- _What to do_:
In this exercise, reproduce all the entries that follow exactly.

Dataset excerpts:
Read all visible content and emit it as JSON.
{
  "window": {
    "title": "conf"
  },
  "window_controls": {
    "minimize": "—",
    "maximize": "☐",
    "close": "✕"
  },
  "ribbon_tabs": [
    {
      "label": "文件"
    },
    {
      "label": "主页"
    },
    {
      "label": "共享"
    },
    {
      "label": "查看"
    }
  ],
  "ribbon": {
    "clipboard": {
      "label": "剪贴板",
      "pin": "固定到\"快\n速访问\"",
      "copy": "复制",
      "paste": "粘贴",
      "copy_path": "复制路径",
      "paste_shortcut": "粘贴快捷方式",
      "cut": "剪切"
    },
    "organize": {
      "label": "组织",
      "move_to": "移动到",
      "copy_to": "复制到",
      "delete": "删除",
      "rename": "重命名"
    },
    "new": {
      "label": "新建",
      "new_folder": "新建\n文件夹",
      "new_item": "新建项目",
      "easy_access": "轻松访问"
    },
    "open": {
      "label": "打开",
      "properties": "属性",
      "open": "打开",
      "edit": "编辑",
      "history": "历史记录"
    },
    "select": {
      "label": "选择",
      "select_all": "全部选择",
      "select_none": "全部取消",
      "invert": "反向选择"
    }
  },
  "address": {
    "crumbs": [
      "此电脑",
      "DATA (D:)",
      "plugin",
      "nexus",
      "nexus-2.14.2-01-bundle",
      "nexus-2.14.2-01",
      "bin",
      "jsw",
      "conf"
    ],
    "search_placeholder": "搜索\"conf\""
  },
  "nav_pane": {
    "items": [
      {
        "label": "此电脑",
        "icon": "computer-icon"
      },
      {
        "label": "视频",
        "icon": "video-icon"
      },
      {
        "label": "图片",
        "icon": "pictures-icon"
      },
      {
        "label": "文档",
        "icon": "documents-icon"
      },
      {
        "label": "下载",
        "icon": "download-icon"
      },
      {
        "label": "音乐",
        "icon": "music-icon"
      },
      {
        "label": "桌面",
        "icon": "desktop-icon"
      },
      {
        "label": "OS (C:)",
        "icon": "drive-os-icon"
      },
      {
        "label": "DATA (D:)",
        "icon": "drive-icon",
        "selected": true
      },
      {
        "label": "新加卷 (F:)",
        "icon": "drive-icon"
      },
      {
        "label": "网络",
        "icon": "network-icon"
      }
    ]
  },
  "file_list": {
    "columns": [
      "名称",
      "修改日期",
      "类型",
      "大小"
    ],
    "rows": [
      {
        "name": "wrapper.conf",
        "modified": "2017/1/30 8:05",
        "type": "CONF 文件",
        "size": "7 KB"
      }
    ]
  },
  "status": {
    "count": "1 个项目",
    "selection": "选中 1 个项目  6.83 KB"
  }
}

- _Exercise answer_:
Read all visible content and emit it as JSON.
{
  "window": {
    "title": "conf"
  },
  "window_controls": {
    "minimize": "—",
    "maximize": "☐",
    "close": "✕"
  },
  "ribbon_tabs": [
    {
      "label": "文件"
    },
    {
      "label": "主页"
    },
    {
      "label": "共享"
    },
    {
      "label": "查看"
    }
  ],
  "ribbon": {
    "clipboard": {
      "label": "剪贴板",
      "pin": "固定到\"快\n速访问\"",
      "copy": "复制",
      "paste": "粘贴",
      "copy_path": "复制路径",
      "paste_shortcut": "粘贴快捷方式",
      "cut": "剪切"
    },
    "organize": {
      "label": "组织",
      "move_to": "移动到",
      "copy_to": "复制到",
      "delete": "删除",
      "rename": "重命名"
    },
    "new": {
      "label": "新建",
      "new_folder": "新建\n文件夹",
      "new_item": "新建项目",
      "easy_access": "轻松访问"
    },
    "open": {
      "label": "打开",
      "properties": "属性",
      "open": "打开",
      "edit": "编辑",
      "history": "历史记录"
    },
    "select": {
      "label": "选择",
      "select_all": "全部选择",
      "select_none": "全部取消",
      "invert": "反向选择"
    }
  },
  "address": {
    "crumbs": [
      "此电脑",
      "DATA (D:)",
      "plugin",
      "nexus",
      "nexus-2.14.2-01-bundle",
      "nexus-2.14.2-01",
      "bin",
      "jsw",
      "conf"
    ],
    "search_placeholder": "搜索\"conf\""
  },
  "nav_pane": {
    "items": [
      {
        "label": "此电脑",
        "icon": "computer-icon"
      },
      {
        "label": "视频",
        "icon": "video-icon"
      },
      {
        "label": "图片",
        "icon": "pictures-icon"
      },
      {
        "label": "文档",
        "icon": "documents-icon"
      },
      {
        "label": "下载",
        "icon": "download-icon"
      },
      {
        "label": "音乐",
        "icon": "music-icon"
      },
      {
        "label": "桌面",
        "icon": "desktop-icon"
      },
      {
        "label": "OS (C:)",
        "icon": "drive-os-icon"
      },
      {
        "label": "DATA (D:)",
        "icon": "drive-icon",
        "selected": true
      },
      {
        "label": "新加卷 (F:)",
        "icon": "drive-icon"
      },
      {
        "label": "网络",
        "icon": "network-icon"
      }
    ]
  },
  "file_list": {
    "columns": [
      "名称",
      "修改日期",
      "类型",
      "大小"
    ],
    "rows": [
      {
        "name": "wrapper.conf",
        "modified": "2017/1/30 8:05",
        "type": "CONF 文件",
        "size": "7 KB"
      }
    ]
  },
  "status": {
    "count": "1 个项目",
    "selection": "选中 1 个项目  6.83 KB"
  }
}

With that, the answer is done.